== DATA SHOWN ==

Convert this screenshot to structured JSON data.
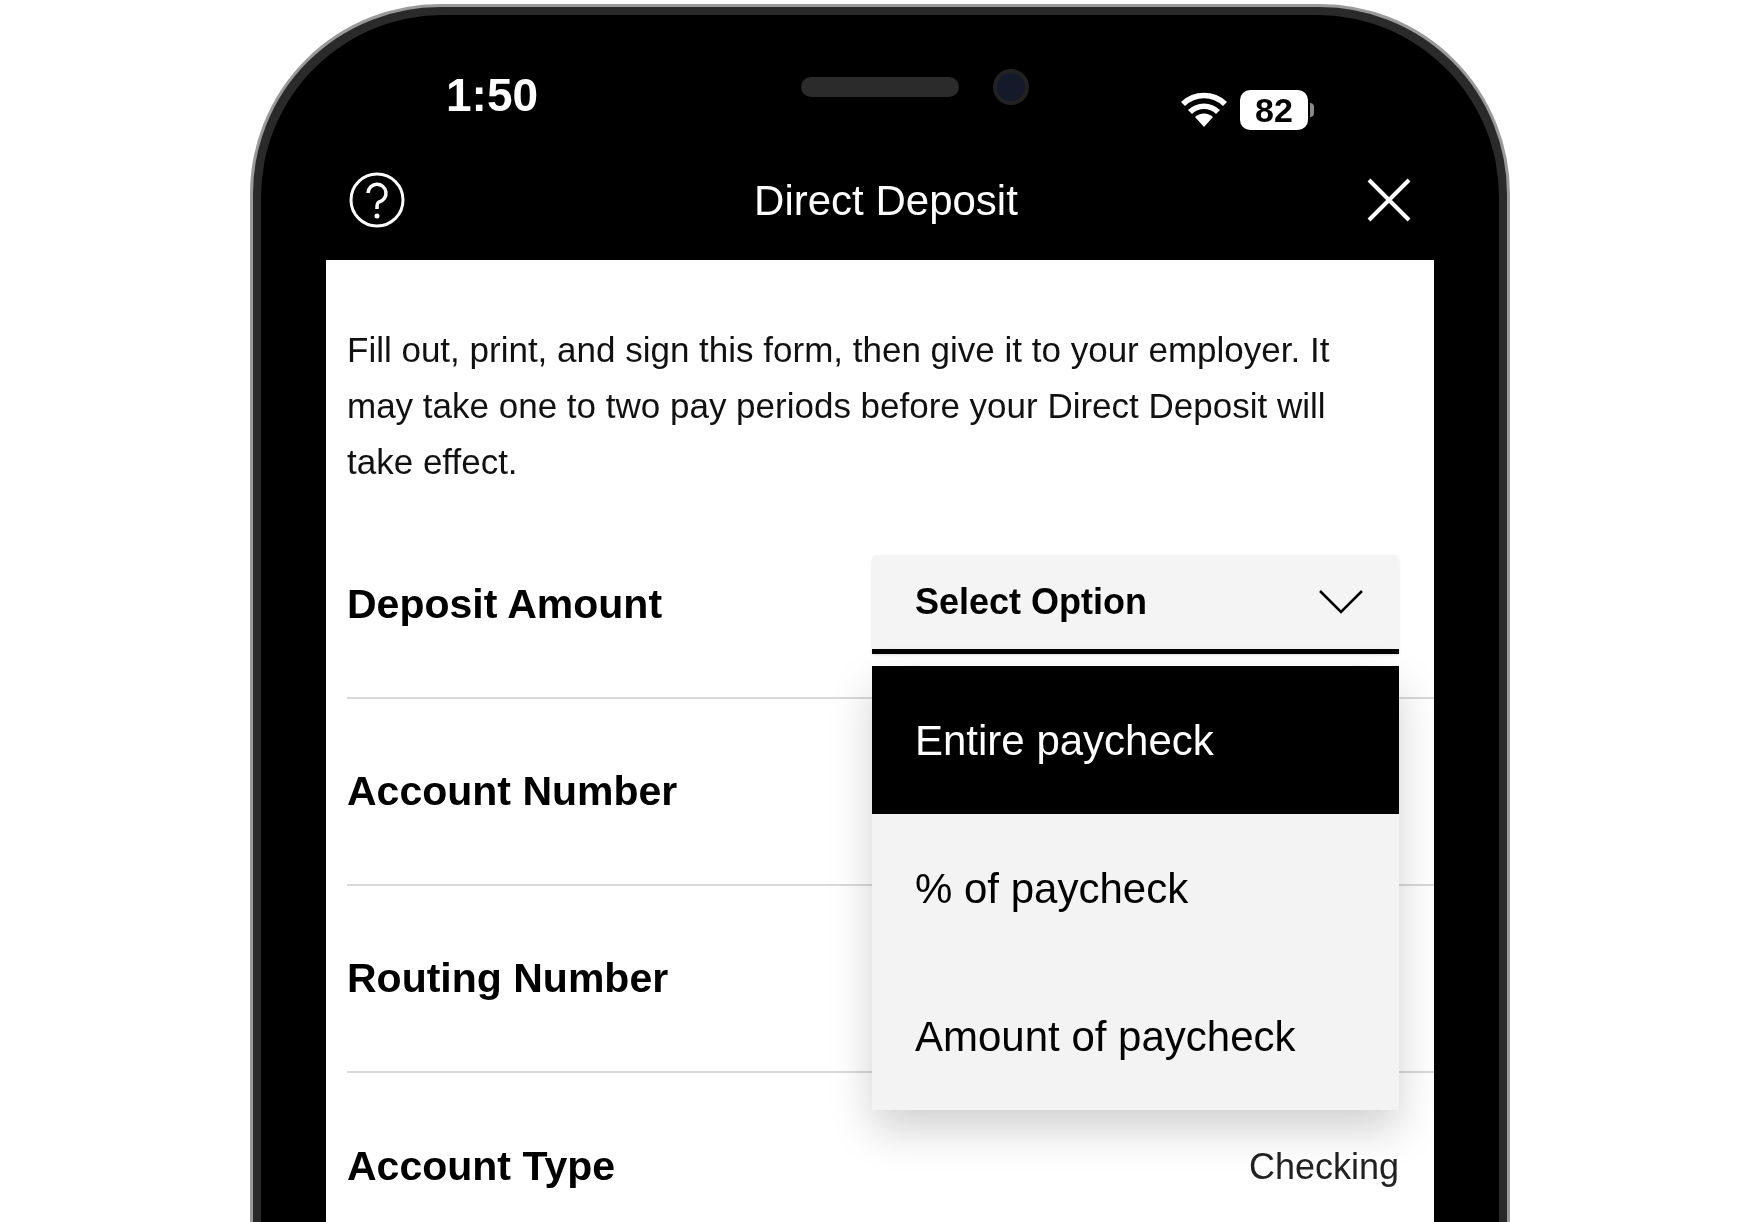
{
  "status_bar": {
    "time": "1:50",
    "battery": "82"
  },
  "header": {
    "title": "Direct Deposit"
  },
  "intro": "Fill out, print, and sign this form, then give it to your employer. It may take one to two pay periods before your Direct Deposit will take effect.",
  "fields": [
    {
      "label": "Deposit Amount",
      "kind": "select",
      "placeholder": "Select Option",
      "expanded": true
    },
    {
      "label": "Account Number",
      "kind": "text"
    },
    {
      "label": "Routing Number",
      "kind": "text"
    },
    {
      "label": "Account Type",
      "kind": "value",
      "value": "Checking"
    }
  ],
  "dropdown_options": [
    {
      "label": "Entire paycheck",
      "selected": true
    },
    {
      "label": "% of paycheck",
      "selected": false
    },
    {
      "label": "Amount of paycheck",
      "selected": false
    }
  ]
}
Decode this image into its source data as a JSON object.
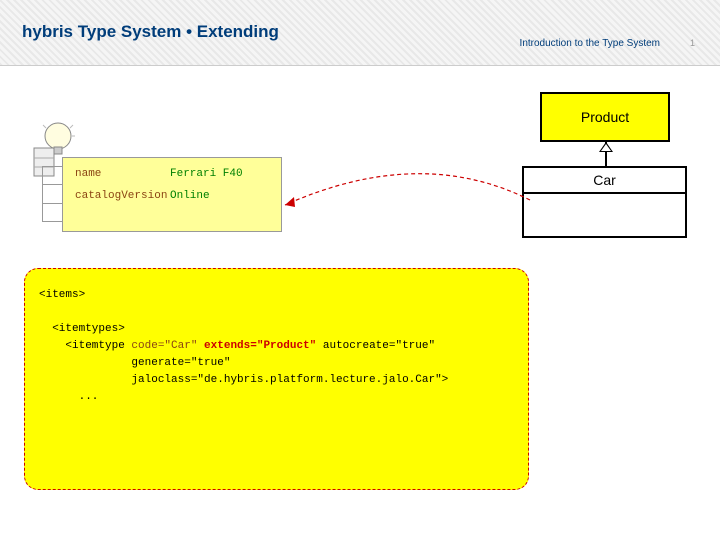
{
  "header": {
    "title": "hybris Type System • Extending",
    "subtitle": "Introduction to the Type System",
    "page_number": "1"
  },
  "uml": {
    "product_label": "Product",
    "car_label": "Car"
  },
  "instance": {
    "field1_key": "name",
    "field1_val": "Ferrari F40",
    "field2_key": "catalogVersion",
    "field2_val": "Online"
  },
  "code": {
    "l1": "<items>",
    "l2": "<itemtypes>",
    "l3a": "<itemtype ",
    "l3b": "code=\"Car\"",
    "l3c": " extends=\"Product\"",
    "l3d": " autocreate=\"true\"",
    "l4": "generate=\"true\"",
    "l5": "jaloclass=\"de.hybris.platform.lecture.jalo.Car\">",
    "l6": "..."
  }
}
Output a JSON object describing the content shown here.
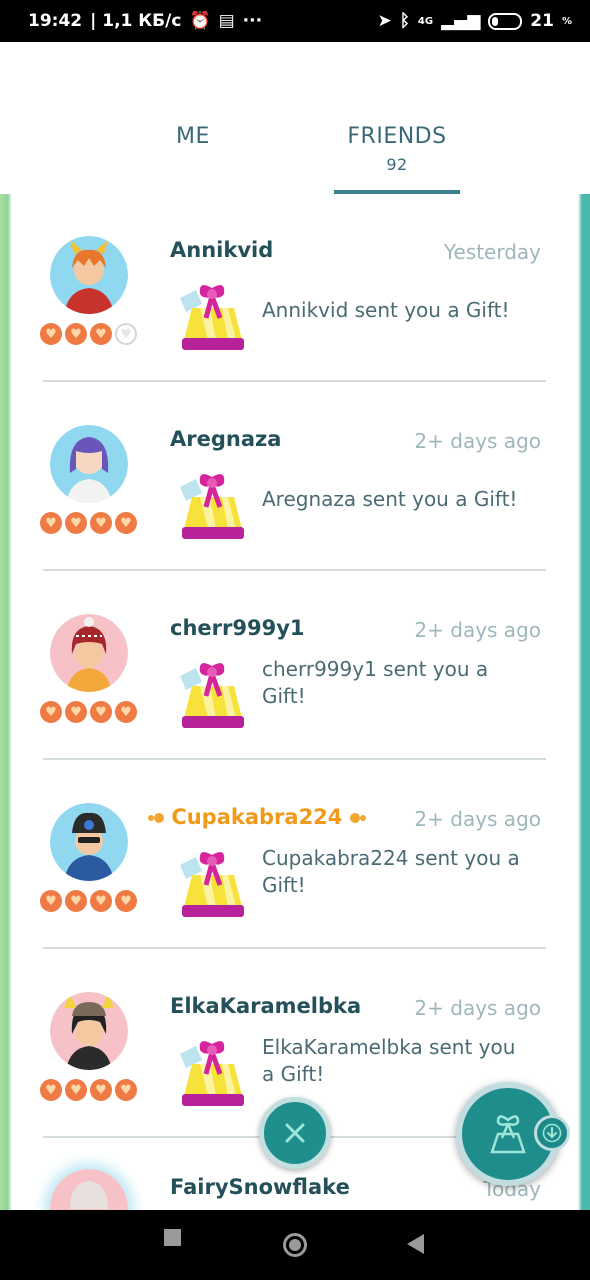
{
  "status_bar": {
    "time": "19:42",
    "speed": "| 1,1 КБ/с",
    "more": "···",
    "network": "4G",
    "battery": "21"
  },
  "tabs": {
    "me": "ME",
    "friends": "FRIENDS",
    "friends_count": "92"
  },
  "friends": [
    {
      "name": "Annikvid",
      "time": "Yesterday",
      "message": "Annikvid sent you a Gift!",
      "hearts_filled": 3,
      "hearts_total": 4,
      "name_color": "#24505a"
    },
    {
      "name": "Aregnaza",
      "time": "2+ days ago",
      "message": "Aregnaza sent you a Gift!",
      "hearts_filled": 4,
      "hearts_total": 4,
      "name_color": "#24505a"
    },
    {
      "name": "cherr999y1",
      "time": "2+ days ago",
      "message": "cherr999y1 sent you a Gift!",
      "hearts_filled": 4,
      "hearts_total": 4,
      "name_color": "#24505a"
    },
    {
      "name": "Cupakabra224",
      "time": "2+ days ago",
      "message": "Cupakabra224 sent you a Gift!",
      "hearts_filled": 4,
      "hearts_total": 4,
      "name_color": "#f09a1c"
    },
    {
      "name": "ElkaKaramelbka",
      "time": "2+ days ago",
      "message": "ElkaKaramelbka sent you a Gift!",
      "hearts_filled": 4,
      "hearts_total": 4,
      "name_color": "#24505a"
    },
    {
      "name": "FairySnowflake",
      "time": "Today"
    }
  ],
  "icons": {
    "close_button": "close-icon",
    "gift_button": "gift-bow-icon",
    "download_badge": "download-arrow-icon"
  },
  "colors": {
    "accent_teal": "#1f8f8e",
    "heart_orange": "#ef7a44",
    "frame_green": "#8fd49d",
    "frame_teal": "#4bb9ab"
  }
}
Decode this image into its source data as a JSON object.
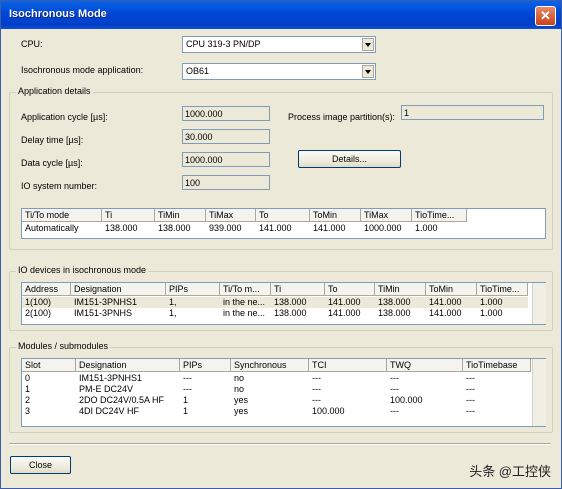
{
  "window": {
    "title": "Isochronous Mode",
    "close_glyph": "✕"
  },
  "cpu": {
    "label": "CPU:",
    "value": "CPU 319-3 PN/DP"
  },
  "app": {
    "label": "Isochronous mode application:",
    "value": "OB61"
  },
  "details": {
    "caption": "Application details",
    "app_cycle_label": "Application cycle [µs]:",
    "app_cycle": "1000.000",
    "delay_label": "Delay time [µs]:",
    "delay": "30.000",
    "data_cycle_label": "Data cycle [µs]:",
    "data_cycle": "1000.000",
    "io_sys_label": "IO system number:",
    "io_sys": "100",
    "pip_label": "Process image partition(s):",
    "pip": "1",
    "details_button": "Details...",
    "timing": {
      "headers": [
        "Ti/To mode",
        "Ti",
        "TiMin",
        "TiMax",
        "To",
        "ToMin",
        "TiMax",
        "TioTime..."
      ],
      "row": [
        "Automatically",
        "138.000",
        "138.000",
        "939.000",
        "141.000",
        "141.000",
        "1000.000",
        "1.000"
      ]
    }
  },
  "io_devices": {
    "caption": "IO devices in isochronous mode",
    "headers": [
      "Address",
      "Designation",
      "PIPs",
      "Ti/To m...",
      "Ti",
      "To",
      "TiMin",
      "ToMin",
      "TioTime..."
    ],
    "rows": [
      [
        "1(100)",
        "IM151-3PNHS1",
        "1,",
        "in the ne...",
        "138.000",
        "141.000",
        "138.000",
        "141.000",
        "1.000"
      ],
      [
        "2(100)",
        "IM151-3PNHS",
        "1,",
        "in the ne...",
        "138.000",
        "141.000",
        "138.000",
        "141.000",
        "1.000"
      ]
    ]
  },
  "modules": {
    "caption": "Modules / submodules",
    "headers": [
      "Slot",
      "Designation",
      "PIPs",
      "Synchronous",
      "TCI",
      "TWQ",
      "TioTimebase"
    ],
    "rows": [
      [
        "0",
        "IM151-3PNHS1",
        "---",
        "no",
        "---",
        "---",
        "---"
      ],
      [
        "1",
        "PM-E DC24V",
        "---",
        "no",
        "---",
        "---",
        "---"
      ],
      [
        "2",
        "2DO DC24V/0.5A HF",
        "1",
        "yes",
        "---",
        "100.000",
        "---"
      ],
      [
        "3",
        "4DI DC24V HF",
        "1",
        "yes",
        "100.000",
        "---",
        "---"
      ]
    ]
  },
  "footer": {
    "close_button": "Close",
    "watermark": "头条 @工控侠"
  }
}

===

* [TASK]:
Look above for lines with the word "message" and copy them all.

* [EXERCISE OUTPUT]:
      "message": "Annikvid sent you a Gift!",
      "message": "Aregnaza sent you a Gift!",
      "message": "cherr999y1 sent you a Gift!",
      "message": "Cupakabra224 sent you a Gift!",
      "message": "ElkaKaramelbka sent you a Gift!",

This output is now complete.